This statement has been prepared in response to the global pandemic of Novel Coronavirus (Covid-19) and its growing presence within the United Kingdom. We are committed to complying with Government and Official Medical Guidance and assisting in the control of COVID-19 in our employees and all others affected by our works.
We have implemented a detailed companywide action plan in order to facilitate this. We support and fully observe the measures identified in the Construction Sector – Site Operating Procedures Protecting Your Workforce During Coronavirus (Covid-19) issued by the Construction Leadership Council. We have created specific procedures and policies to deal with Covid-19.
Red River Archaeology (RRA) remains open for business and our team can be contacted via email or phone as usual. Through detailed assessment, planning and mitigation measures, we have continued to maintain operations on two major infrastructure sites and are able to continue to deliver fieldwork services for the construction sector, where we can assure safe working environments. Do get in touch if we can assist you.
Yesterday was International Women’s Day and we posted on social media our thanks to all the ladies that work at Red River Archaeology and help make the company the a success. While the day highlights these social concerns they should not be forgotten about for the rest of the year, and we believe people should expect an equal opportunity to shine.
Wishing well or lucky find!
Recent excavations by Red River Archaeology in the environs of a Roman villa in Wiltshire, England discovered an amazing Roman well which contained a wonderful collection of artefacts and ecofacts. Amongst this assemblage was a well preserved Roman coin dating from the early 4th century. This was identified as a nummus of Crispus Caesar (Flavius Julius Crispus). Coins turn up from a huge variety of contexts on archaeological sites. The majority are lost in antiquity and a lucky archaeological outcome of a past misfortune! As archaeologists, however, we always look hard at the evidence and see if it is possible to understand past intentions through the material remains left in the ground.
Red River Archaeology Group has an ongoing commitment to tailored staff development and continuing career support.
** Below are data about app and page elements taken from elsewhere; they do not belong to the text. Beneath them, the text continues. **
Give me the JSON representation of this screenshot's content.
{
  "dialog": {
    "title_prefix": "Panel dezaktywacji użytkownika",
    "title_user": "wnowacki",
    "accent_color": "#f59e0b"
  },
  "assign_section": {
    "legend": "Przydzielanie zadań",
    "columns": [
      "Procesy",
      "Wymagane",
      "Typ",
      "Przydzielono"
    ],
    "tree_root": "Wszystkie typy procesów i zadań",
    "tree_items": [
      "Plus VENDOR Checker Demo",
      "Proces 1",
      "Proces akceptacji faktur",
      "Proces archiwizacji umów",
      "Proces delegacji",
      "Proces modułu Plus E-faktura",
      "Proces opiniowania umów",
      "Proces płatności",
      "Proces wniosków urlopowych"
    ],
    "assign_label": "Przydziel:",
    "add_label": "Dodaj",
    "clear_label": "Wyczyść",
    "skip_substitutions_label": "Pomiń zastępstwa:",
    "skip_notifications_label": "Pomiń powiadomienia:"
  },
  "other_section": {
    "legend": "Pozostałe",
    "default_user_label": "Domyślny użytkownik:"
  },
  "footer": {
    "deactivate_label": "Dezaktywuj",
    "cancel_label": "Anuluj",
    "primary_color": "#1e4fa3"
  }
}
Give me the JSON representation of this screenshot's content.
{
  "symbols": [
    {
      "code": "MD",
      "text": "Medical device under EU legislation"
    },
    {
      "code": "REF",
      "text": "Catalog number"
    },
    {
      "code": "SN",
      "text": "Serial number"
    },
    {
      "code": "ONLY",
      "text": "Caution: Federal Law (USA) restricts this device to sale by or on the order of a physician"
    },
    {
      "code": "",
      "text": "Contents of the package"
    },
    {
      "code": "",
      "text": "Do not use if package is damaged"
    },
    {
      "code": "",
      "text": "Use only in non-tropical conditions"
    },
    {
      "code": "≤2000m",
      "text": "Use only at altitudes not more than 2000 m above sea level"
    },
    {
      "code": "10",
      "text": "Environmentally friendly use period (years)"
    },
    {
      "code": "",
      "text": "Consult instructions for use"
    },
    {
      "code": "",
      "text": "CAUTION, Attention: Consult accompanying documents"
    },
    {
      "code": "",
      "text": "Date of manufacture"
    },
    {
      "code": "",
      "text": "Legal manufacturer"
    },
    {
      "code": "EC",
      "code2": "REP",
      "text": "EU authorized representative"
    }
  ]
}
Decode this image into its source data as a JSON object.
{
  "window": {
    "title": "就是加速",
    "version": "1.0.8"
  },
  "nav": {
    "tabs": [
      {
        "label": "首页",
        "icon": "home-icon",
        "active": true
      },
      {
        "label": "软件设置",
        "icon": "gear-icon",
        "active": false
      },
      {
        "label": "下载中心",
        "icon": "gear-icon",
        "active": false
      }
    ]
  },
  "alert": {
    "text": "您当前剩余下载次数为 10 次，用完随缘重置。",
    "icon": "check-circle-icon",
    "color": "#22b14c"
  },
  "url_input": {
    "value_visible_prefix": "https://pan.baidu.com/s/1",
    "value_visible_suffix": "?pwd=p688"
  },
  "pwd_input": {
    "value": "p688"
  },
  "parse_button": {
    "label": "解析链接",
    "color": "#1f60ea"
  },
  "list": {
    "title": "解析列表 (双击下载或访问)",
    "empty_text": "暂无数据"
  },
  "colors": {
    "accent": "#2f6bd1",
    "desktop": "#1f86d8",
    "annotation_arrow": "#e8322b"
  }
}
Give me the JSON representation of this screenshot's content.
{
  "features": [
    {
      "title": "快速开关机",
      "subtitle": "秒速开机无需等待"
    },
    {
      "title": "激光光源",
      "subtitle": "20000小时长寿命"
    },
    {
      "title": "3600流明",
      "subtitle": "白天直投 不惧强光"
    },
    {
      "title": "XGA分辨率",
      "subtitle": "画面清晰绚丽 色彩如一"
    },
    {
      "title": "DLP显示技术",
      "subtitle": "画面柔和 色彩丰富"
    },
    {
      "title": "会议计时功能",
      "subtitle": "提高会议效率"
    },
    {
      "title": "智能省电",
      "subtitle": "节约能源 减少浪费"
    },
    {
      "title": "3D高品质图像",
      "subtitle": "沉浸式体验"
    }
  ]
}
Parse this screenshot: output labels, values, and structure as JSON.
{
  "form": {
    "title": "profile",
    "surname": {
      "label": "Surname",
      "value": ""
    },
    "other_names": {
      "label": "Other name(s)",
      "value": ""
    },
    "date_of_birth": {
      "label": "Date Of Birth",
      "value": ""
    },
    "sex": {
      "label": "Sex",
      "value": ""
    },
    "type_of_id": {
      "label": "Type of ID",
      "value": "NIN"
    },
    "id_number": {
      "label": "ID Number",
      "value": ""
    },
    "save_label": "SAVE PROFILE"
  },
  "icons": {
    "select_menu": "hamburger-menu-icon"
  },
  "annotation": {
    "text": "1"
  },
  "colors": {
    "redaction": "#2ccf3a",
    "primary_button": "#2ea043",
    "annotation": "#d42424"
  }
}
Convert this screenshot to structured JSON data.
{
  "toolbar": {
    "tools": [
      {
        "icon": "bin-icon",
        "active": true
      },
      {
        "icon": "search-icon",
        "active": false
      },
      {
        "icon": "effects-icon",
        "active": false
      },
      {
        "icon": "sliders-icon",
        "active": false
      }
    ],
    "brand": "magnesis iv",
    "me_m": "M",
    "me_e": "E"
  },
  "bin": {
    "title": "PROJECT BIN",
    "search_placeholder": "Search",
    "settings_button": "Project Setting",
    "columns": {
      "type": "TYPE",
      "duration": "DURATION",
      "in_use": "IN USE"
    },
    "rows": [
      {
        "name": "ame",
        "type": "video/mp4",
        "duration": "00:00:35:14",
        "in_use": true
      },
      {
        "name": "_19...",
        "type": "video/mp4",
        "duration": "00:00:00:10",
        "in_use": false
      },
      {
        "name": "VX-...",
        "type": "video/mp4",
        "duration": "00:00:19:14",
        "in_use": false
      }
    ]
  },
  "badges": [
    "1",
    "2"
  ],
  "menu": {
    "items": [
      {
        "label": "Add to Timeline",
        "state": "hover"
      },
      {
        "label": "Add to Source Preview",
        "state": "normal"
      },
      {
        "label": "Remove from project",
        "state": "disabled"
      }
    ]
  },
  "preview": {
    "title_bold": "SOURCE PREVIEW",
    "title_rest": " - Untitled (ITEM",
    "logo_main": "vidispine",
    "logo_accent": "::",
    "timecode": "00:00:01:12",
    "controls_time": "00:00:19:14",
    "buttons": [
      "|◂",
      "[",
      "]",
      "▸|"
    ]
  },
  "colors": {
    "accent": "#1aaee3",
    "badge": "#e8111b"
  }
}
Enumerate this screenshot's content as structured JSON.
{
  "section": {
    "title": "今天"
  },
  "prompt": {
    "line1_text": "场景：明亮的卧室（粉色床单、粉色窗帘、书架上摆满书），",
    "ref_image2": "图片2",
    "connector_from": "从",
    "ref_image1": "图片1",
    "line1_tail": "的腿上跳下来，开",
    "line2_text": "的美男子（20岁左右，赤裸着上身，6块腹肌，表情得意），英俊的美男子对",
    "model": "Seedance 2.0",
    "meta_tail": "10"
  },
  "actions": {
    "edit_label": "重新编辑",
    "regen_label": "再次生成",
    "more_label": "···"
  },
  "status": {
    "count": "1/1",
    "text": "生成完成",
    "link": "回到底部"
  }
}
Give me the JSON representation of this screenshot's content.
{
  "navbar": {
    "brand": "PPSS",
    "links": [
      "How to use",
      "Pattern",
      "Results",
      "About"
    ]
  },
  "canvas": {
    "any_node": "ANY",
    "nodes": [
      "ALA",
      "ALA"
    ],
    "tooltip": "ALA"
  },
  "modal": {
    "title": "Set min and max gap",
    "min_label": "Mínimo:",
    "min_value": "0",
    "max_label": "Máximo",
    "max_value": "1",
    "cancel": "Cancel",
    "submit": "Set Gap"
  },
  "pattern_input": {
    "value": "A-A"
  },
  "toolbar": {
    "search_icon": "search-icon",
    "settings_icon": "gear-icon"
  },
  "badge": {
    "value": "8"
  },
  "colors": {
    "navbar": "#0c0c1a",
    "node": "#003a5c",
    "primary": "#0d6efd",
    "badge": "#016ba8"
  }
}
The company values the benefits that motivated, well trained staff bring to both our operations and our clients. We currently have several sponsored training programmes, two of which have recently come to fruition.
Red River Archaeology are proud to sponsor the 22nd annual Iron Age Research Student Symposium hosted at Cardiff University. The Iron Age Research Student Symposium (IARSS) is an annual event for researchers studying the Iron Age. This year’s event is organised and hosted by postgraduate students from Cardiff University’s Archaeology department from the 29th of May to the 1st of June.
As with the majority of pro-active businesses operating in the shared market of Britain and Ireland, Rubicon Heritage Services Ltd has been monitoring the on-going Brexit negotiations and has determined that significant changes are required in order to de-risk the sustained development and growth of the company within the new emerging economic environment.